Arrests, Security Trials for Peaceful Criticism
January 28, 2014
It’s shameful that Jordanian prosecutors can still imprison people who simply chant a slogan at a protest or voice an opinion about a leader. Constitutional guarantees are just ink on paper if the authorities don’t get rid of penal code articles that undermine them.
Nadim Houry, deputy Middle East director

(Amman) – Jordanian lawmakers should undertake critical reforms in 2014 to remove or amend laws that place impermissible limits on free expression, Human Rights Watch said today in its World Report 2014.

Jordanian officials prosecuted people during 2013 on such vaguely worded charges as “insulting an official body,” “undermining the political regime,” and “disturbing relations with a foreign state,” to stifle peaceful expression. Authorities failed to bring the 1960 penal code into compliance with constitutional free speech guarantees strengthened by 2011 constitutional amendments.

“It’s shameful that Jordanian prosecutors can still imprison people who simply chant a slogan at a protest or voice an opinion about a leader,” said Nadim Houry, deputy Middle East director at Human Rights Watch. “Constitutional guarantees are just ink on paper if the authorities don’t get rid of penal code articles that undermine them.”

In the 667-page world report, its 24th edition, Human Rights Watch reviews human rights practices in more than 90 countries. Syria’s widespread killings of civilians elicited horror but few steps by world leaders to stop it, Human Rights Watch said. A reinvigorated doctrine of “responsibility to protect” seems to have prevented some mass atrocities in Africa. Majorities in power in Egypt and other countries have suppressed dissent and minority rights. And Edward Snowden’s revelations about US surveillance programs reverberated around the globe.

In September, prosecutors charged the publisher and the editor of the Jafra News website with “disturbing relations with a foreign state” after the site posted a third-party YouTube video that authorities deemed insulting to the brother of Qatar’s ruler. Authorities held them until December 31, when an appeals court ordered their release on bail and transferred their case from the State Security Court to the Amman Court of First Instance.
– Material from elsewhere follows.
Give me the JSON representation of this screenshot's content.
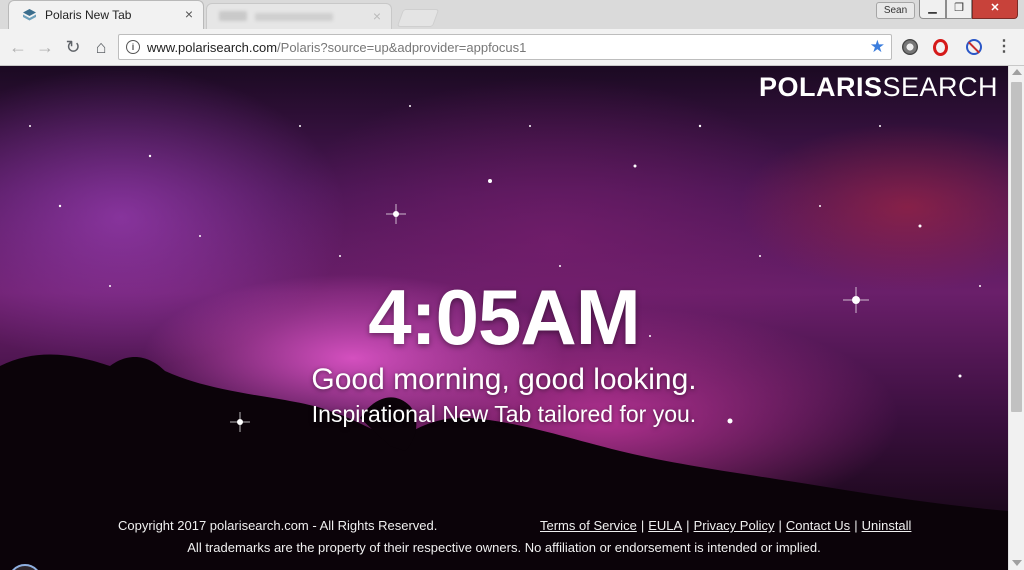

The State Security Court in May exonerated five students at Al al-Bayt University in the northern city of Mafraq of “inciting sectarian or racist strife,” but on January 20 a regular court convicted four of them for “insulting a religious symbol” and sentenced them to one month in prison. Prosecutors alleged that their style of dress and musical tastes indicated that they were “devil worshippers.”

The director of the Press and Publications Department on June 2 ordered the blocking of more than 260 news websites that had refused to register, as required under a 2012 amendment to the press law. Some registered in November after losing a lawsuit to overturn the order.

Prime Minister Abdullah Ensour announced in September that the government planned to amend the State Security Court law to end trials of civilians before the court except on charges of terrorism, espionage, treason, money counterfeiting, and drugs. Yet the penal code’s overbroad definition of terrorism includes such vaguely worded offenses as “undermining the political regime.” Dozens of protesters face terrorism-related charges before the State Security Court merely for chanting slogans or carrying signs at protests critical of the king and other officials.

In breach of international law, officials denied entry to certain groups of people fleeing Syria’s conflict, including Palestinian and Iraqi refugees residing in Syria, single males of fighting age, and people without documents.